When it comes to drifting, and other hopefully off-road fun, however, Kaehler says, the FR-S shows its stuff.
“Doughnuts, languid slides, J-turns — the FR-S handles it all with aplomb. We even dare say the car enjoys getting sideways… In essence, the FR-S is a street-legal track car.”
That may not be the most important consideration for buyers looking for an affordable family vehicle or a commuter workhorse, however.
The 2013 Scion Toyota FR-S sells for just under $25,000. Not too shabby for a reliable and sporty car that can also preform respectably on the street or on the track.

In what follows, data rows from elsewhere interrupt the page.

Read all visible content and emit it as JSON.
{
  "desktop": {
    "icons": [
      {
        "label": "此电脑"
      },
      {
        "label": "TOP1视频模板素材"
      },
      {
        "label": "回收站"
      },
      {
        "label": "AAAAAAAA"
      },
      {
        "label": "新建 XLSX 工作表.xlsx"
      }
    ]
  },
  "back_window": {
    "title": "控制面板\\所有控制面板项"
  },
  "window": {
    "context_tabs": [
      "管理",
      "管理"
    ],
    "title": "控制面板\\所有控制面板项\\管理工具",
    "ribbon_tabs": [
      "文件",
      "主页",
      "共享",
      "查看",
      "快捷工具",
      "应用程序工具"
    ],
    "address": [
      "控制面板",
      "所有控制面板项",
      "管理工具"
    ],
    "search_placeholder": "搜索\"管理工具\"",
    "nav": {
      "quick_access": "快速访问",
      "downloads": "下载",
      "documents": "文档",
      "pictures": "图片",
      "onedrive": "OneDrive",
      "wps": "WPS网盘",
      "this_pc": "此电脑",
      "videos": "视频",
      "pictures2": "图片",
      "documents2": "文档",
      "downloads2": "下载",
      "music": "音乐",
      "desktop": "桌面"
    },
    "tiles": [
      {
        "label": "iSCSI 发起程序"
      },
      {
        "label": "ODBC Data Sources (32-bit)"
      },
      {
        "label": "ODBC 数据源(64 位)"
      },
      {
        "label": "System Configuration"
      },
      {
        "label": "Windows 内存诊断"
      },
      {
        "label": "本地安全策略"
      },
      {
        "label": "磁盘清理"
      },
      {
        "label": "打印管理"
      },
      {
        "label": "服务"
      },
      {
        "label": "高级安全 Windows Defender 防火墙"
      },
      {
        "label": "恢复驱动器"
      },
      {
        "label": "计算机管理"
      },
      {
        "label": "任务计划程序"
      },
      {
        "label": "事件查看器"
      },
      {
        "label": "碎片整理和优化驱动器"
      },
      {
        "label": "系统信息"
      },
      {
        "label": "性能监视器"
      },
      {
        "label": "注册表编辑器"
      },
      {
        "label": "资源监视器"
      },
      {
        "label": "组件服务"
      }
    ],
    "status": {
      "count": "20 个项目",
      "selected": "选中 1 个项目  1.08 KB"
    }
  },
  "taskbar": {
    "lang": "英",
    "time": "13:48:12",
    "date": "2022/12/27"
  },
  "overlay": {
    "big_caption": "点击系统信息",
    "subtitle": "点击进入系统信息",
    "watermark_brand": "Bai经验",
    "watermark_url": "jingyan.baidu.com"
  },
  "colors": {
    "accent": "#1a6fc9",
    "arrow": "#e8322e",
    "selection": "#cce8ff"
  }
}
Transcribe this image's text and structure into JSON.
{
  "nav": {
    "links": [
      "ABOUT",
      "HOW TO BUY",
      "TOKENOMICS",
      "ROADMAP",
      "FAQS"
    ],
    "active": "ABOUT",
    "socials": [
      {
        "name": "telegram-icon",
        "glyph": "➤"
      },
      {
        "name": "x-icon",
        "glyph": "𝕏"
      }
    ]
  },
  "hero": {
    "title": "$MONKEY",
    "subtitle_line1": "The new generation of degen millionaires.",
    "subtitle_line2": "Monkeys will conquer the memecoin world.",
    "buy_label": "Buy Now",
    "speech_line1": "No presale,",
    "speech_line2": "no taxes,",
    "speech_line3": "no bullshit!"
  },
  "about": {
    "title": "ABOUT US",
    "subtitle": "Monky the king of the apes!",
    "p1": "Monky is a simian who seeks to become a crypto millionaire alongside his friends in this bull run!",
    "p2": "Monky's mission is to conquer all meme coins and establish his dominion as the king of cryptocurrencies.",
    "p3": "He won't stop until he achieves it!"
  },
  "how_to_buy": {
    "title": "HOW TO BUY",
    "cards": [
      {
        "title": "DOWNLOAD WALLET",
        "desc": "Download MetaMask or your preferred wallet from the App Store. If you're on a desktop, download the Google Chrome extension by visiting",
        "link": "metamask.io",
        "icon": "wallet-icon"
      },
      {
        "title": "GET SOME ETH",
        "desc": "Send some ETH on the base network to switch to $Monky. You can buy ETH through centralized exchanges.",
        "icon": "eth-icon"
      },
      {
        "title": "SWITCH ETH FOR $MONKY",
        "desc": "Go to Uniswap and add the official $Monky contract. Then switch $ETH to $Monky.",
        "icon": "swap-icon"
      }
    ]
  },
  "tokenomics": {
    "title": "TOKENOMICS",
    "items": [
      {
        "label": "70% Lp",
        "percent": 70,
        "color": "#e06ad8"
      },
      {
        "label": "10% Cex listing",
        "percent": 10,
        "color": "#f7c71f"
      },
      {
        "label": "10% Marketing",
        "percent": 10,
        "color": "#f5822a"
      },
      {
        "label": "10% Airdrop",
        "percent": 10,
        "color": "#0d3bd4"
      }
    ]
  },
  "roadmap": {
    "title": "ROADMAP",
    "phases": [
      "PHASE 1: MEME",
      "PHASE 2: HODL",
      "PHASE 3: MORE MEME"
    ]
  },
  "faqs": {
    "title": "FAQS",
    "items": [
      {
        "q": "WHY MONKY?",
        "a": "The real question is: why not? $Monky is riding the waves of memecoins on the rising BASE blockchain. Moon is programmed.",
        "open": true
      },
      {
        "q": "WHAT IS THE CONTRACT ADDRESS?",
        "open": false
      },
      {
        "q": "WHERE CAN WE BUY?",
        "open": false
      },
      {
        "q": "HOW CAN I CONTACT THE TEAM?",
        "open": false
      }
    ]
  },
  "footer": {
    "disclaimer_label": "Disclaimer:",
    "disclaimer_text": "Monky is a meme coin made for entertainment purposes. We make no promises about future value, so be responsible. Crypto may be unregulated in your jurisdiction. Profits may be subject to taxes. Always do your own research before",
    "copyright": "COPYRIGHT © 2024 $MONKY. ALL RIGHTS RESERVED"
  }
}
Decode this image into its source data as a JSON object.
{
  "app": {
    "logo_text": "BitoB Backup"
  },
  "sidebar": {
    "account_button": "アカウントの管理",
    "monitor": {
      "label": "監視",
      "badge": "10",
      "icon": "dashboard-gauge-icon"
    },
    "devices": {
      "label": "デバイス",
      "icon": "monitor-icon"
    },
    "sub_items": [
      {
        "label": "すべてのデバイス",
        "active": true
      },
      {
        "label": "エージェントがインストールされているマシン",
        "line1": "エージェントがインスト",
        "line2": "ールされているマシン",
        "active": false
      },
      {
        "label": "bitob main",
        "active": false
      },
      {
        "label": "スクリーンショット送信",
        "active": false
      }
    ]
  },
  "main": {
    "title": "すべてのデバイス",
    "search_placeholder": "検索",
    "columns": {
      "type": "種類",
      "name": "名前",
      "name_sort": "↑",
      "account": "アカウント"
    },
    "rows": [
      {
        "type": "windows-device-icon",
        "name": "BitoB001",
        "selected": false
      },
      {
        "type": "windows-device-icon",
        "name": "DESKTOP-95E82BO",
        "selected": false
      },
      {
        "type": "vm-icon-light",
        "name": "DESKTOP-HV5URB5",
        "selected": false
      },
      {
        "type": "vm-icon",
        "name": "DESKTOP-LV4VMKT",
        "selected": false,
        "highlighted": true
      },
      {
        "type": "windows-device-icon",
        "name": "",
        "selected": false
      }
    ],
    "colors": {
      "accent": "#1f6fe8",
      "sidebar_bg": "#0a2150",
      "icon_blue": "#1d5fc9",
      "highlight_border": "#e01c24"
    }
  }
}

Carney says buyers will want to change the tires out immediately, however. That will certainly add a bit to the outlay for the vehicle. He said the Scion FR-S leaves the showroom on “the hardest, least-grippy economy car tires, seemingly straight off the Prius.” The factory tires are especially useless in the rain, he added.